​Name of the master programme: MPCAS – Complex Adaptive Systems
Supervisor: Giovanni Volpe, Daniel Midtvedt
Examiner: Giovanni Volpe, Department of Physics, University of Gothenburg
Opponent: Kevin Rylander

Place: Online via Zoom
Time: 4 June, 2021, 15:00

Presentation by L. Natali at Spatial Data Science 2020, 11 June 2021

Comparison of different evolution regimes of disease spreading: free evolution (bottom left half) vs network strategy (top right half). (Image by Laura Natali.)
Improving epidemic testing and containment strategies using machine learning. 
Laura Natali, Saga Helgadottir, Onofrio M. Maragò, Giovanni Volpe.
Submitted to SDS2020
Date: 11 June
Time: 16:15 (CEST)

Containment of epidemic outbreaks entails great societal and economic costs.  Cost-effective containment strategies rely on efficiently identifying infected individuals, making the best possible use of the available testing resources. Therefore, quickly identifying the optimal testing strategy is of critical importance. Here, we demonstrate that machine learning can be used to identify which individuals are most beneficial to test, automatically and dynamically adapting the testing strategy to the characteristics of the disease outbreak. Specifically, we simulate an outbreak using the archetypal susceptible-infectious-recovered (SIR) model and we use data about the first confirmed cases to train a neural network that learns to make predictions about the rest of the population. Using these prediction, we manage to contain the outbreak more effectively and more quickly than with standard approaches. Furthermore, we demonstrate how this method can be used also when there is a possibility of reinfection (SIRS model) to efficiently eradicate an endemic disease.

Kevin Andersson and Eric Lindgren defended their Master thesis on 2 June 2021. Congrats!

Kevin Andersson and Eric Lindgren defended their Master thesis on 2 June 2021. Congrats!

Title: Saliency mapping of RS-fMRI data in GCNs for sex and brain age prediction
Subtitle: Identifying important functional brain networks using explainability in Graph Convolutional Networks

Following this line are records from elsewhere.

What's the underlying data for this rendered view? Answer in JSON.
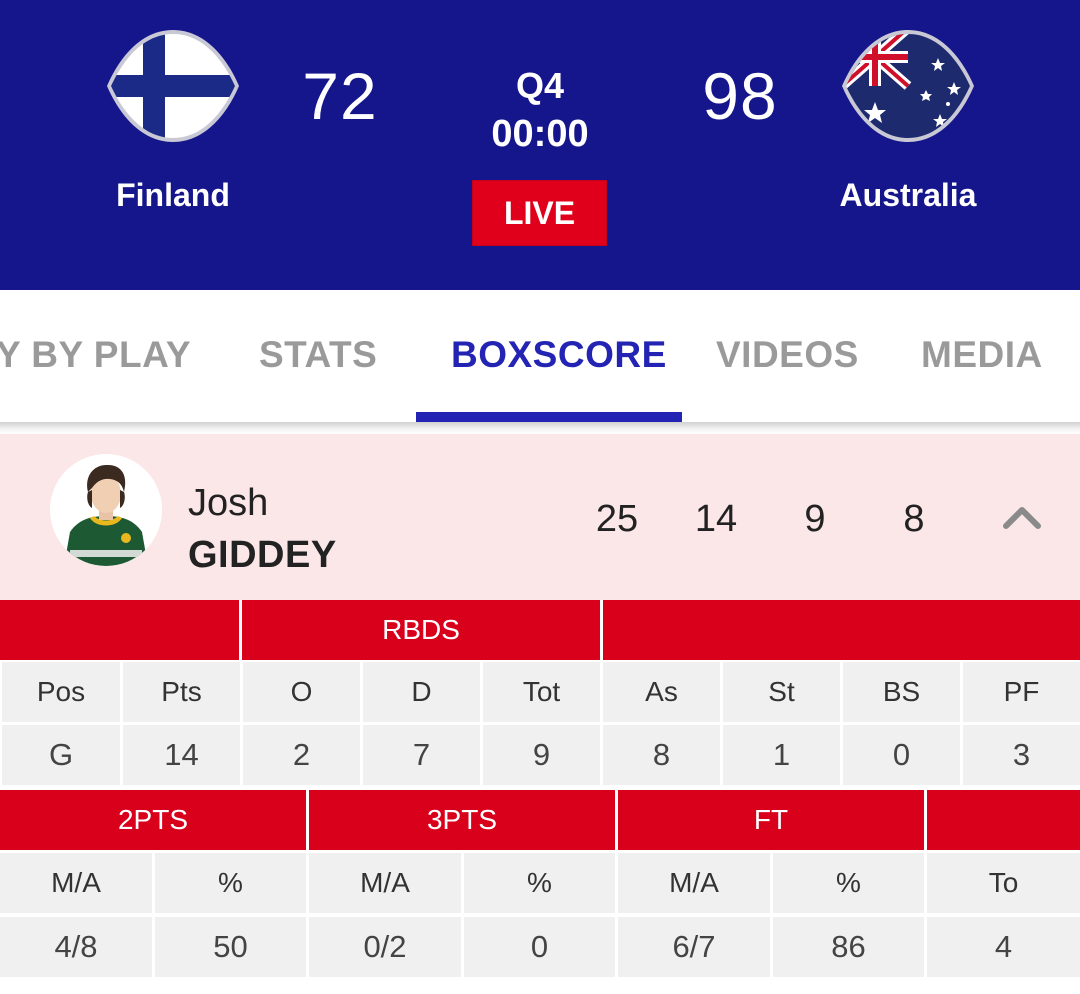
{
  "game": {
    "home": {
      "name": "Finland",
      "score": "72",
      "flag": "finland-flag-icon"
    },
    "away": {
      "name": "Australia",
      "score": "98",
      "flag": "australia-flag-icon"
    },
    "quarter": "Q4",
    "clock": "00:00",
    "status": "LIVE"
  },
  "tabs": [
    {
      "label": "PLAY BY PLAY",
      "shown": "Y BY PLAY",
      "active": false
    },
    {
      "label": "STATS",
      "active": false
    },
    {
      "label": "BOXSCORE",
      "active": true
    },
    {
      "label": "VIDEOS",
      "active": false
    },
    {
      "label": "MEDIA",
      "active": false
    }
  ],
  "player": {
    "first_name": "Josh",
    "last_name": "GIDDEY",
    "summary": [
      "25",
      "14",
      "9",
      "8"
    ],
    "expanded": true
  },
  "table1": {
    "group_header": "RBDS",
    "headers": [
      "Pos",
      "Pts",
      "O",
      "D",
      "Tot",
      "As",
      "St",
      "BS",
      "PF"
    ],
    "values": [
      "G",
      "14",
      "2",
      "7",
      "9",
      "8",
      "1",
      "0",
      "3"
    ]
  },
  "table2": {
    "group_headers": [
      "2PTS",
      "3PTS",
      "FT",
      ""
    ],
    "headers": [
      "M/A",
      "%",
      "M/A",
      "%",
      "M/A",
      "%",
      "To"
    ],
    "values": [
      "4/8",
      "50",
      "0/2",
      "0",
      "6/7",
      "86",
      "4"
    ]
  },
  "colors": {
    "header_bg": "#16168c",
    "accent": "#2424b4",
    "live_red": "#e0001b",
    "table_red": "#d9001b",
    "player_row_bg": "#fbe6e8"
  }
}
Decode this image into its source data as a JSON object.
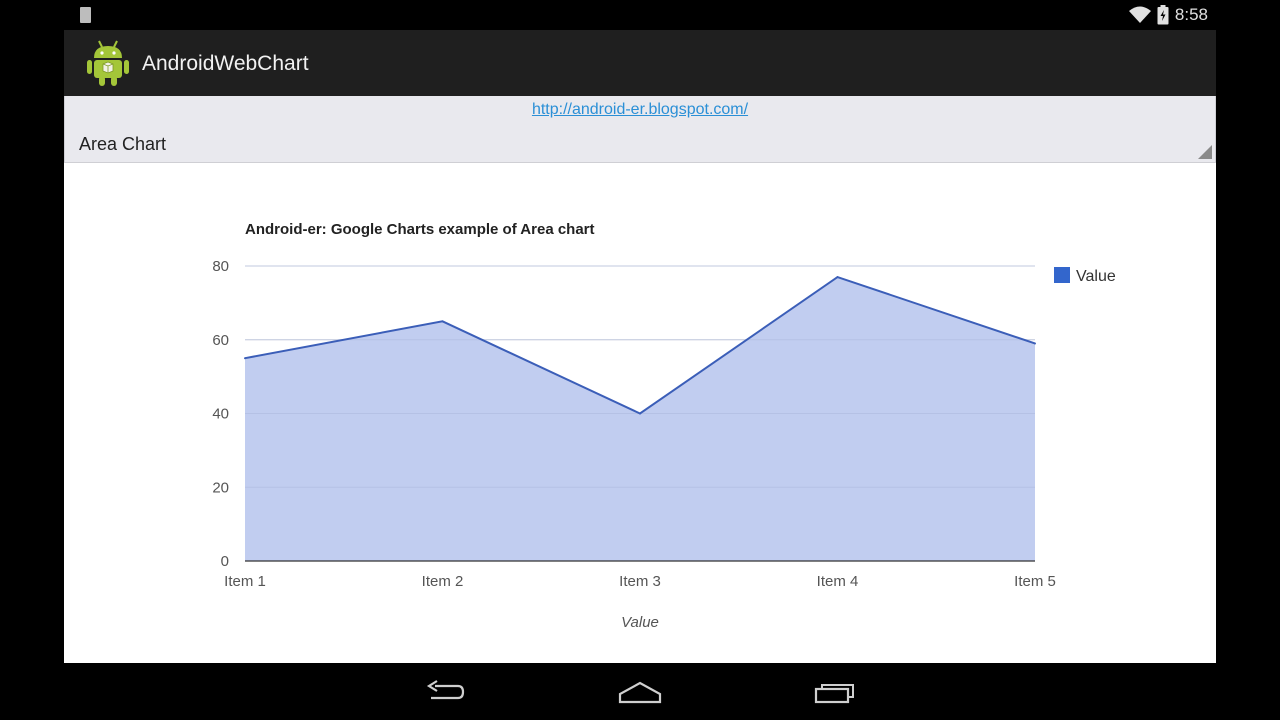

Insights into how biological sex and healthy ageing affects the human brain are important for an increased understanding of the brain. Healthy ageing insights are also useful for clinical applications, for instance in identifying unhealthy ageing due to neurodegenerative disease. To this end, several studies in the last few years have used machine learning methods on neuroscientific data to predict subject sex and brain age. One particularly interesting approach has been to represent functionally connected networks in the brain as graphs, and apply Graph Convolutional Networks (GCNs). To investigate which functional brain networks are connected with sex and age, we develop and analyse GCN-based models that predicts sex and age from resting-state fMRI data. The analysis of the models is done using saliency mapping techniques which gives insight into what functional brain networks in the data are relevant for the predictions. With this approach, we obtain a sex prediction accuracy of up to 79% and an age prediction MAE of 5.9 years. Furthermore, we find indications that the Sensory Motor Network and the cerebellum are among the more important functional brain networks for predicting sex and brain age.

​Master programme: Physics
Supervisor: Alice Neimante Diemante (Syntronic AB)
Examiner: Giovanni Volpe, Department of Physics, University of Gothenburg
Opponent: Rasmus Svensson

Place: Online via Zoom
Time: 2 June, 2021, 16:00